Your answer should be each line of the entries that contains the word "Cleveland", copied in full.

Data for this exercise:
- Opening Delimiter -

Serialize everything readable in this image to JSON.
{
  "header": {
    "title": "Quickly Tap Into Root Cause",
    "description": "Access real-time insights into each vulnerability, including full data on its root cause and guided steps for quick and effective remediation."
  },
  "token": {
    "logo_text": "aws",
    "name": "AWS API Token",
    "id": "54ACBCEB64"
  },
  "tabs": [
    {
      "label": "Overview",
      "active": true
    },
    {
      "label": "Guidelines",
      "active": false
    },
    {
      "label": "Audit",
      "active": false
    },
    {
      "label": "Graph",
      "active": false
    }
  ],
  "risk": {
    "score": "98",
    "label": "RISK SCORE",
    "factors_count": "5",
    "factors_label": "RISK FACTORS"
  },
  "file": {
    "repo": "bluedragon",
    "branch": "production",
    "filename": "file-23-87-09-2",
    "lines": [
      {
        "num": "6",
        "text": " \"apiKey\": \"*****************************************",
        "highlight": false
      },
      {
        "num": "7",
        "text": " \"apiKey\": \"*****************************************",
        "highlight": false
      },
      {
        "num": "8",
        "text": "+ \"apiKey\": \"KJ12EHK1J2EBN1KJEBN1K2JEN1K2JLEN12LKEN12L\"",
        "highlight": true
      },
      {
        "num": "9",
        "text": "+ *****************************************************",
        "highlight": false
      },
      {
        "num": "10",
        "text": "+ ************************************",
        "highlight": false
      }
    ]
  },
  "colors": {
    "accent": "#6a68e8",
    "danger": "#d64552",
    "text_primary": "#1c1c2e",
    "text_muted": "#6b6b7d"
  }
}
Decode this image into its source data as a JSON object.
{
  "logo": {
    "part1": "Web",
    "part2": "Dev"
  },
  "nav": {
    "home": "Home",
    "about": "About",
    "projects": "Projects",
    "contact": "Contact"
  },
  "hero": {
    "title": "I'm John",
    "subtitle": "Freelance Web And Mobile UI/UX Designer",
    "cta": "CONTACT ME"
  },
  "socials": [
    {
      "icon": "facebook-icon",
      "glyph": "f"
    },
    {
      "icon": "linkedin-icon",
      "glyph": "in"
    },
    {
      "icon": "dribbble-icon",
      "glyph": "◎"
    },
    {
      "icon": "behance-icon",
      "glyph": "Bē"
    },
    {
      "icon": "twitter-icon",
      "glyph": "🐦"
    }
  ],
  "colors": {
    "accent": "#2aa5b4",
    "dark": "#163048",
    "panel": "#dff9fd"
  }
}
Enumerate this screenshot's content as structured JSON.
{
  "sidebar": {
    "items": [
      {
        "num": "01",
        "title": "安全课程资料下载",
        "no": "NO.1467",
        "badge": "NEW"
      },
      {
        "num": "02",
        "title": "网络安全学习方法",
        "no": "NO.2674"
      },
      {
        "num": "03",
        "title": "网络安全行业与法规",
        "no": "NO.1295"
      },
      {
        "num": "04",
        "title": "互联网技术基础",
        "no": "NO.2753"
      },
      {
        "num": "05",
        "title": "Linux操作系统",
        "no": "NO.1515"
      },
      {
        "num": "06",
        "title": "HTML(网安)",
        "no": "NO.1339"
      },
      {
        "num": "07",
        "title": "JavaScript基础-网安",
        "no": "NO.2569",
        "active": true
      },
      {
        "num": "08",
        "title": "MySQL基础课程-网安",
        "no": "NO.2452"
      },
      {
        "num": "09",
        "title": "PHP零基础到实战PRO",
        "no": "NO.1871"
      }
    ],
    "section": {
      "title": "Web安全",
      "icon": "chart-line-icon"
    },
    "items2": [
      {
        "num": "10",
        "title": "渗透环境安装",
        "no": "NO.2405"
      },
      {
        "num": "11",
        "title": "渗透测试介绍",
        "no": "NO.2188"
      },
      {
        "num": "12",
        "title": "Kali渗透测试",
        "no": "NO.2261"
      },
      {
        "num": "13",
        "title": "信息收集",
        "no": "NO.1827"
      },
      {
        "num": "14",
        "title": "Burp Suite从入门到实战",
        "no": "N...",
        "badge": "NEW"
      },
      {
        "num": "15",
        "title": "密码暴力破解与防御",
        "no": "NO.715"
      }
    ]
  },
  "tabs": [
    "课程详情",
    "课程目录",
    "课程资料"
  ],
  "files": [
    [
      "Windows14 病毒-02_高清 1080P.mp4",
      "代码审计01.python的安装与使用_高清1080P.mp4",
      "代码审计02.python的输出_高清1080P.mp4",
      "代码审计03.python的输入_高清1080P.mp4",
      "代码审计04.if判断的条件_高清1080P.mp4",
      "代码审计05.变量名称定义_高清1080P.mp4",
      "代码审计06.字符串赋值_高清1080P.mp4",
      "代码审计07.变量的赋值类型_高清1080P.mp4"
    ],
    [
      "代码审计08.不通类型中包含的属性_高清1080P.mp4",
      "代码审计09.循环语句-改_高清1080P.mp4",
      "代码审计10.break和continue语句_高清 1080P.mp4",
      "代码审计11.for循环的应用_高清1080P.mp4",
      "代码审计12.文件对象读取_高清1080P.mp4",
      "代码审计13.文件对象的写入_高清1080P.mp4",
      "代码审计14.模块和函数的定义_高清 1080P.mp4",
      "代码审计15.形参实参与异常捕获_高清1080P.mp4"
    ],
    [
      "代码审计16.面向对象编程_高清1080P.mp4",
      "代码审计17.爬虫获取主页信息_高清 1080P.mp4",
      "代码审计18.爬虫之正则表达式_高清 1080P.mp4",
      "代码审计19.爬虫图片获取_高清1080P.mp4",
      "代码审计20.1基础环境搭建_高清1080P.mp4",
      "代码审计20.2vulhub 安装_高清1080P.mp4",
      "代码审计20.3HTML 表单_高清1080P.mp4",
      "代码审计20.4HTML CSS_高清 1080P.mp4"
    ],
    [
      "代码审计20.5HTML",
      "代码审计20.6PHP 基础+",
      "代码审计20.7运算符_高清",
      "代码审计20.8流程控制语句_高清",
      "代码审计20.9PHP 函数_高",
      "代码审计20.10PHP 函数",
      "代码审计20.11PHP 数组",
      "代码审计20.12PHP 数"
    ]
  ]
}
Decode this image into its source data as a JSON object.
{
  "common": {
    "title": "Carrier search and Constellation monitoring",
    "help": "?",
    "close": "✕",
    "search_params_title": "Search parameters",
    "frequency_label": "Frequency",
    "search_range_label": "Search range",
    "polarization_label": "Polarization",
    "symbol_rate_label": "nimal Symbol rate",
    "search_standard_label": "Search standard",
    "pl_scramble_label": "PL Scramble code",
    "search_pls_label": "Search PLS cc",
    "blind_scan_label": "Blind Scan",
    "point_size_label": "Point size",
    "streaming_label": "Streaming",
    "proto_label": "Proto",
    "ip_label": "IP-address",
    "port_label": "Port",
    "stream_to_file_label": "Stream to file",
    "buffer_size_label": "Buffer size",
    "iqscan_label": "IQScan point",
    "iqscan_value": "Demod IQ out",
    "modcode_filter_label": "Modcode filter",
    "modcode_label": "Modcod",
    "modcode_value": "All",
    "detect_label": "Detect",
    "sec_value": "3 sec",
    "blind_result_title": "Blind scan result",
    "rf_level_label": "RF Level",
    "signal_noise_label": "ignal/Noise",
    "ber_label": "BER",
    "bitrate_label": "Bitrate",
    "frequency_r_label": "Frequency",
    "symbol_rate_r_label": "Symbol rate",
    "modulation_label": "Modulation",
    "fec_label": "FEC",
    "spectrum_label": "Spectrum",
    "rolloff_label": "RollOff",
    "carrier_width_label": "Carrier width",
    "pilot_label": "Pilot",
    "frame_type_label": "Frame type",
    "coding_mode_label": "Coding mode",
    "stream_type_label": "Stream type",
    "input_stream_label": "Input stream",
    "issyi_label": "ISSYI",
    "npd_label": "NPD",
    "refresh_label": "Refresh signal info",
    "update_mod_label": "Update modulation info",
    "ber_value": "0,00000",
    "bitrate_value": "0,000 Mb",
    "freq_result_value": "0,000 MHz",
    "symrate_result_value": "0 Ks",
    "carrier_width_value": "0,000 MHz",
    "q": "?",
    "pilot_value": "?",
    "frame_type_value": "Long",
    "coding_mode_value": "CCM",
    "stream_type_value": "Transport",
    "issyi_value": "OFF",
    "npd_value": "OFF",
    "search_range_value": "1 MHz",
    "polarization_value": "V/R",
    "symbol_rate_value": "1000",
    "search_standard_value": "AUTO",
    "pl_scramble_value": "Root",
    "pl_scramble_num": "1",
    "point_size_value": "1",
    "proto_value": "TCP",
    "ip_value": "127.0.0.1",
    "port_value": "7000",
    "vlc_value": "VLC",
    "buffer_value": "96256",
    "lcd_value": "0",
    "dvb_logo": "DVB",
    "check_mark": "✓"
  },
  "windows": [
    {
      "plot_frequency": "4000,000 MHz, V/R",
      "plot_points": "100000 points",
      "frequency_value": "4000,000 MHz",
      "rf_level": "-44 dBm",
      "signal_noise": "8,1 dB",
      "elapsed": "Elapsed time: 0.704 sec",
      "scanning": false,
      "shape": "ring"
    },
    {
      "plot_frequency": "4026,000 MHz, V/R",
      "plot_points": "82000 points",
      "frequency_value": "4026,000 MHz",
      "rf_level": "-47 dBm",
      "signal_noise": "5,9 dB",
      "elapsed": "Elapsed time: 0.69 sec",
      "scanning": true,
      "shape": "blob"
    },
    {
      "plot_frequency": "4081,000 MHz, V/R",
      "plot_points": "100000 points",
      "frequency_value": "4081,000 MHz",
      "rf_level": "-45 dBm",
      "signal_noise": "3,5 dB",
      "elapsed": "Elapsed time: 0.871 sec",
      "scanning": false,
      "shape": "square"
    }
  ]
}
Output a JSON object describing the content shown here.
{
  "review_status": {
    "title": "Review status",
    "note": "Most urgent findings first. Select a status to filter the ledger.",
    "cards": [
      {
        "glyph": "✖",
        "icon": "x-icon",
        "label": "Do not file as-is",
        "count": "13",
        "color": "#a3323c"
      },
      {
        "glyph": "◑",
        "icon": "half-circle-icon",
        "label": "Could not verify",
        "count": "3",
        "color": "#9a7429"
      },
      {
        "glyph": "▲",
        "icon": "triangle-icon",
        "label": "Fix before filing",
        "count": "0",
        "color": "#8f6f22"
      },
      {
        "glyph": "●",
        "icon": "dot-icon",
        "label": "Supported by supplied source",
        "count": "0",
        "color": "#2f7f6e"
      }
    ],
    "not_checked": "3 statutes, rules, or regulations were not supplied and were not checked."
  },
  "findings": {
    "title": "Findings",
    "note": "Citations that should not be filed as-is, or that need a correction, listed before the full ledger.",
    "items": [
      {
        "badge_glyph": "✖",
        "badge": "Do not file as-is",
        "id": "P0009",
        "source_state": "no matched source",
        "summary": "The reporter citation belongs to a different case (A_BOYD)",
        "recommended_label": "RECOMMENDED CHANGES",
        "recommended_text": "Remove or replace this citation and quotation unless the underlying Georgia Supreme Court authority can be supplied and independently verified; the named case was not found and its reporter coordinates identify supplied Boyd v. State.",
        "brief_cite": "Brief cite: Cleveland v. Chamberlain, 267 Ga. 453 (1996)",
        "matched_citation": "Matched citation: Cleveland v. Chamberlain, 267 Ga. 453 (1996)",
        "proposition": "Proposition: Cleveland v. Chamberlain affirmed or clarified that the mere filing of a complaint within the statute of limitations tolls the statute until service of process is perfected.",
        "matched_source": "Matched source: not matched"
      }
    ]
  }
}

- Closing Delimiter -

Final answer:
        "brief_cite": "Brief cite: Cleveland v. Chamberlain, 267 Ga. 453 (1996)",
        "matched_citation": "Matched citation: Cleveland v. Chamberlain, 267 Ga. 453 (1996)",
        "proposition": "Proposition: Cleveland v. Chamberlain affirmed or clarified that the mere filing of a complaint within the statute of limitations tolls the statute until service of process is perfected.",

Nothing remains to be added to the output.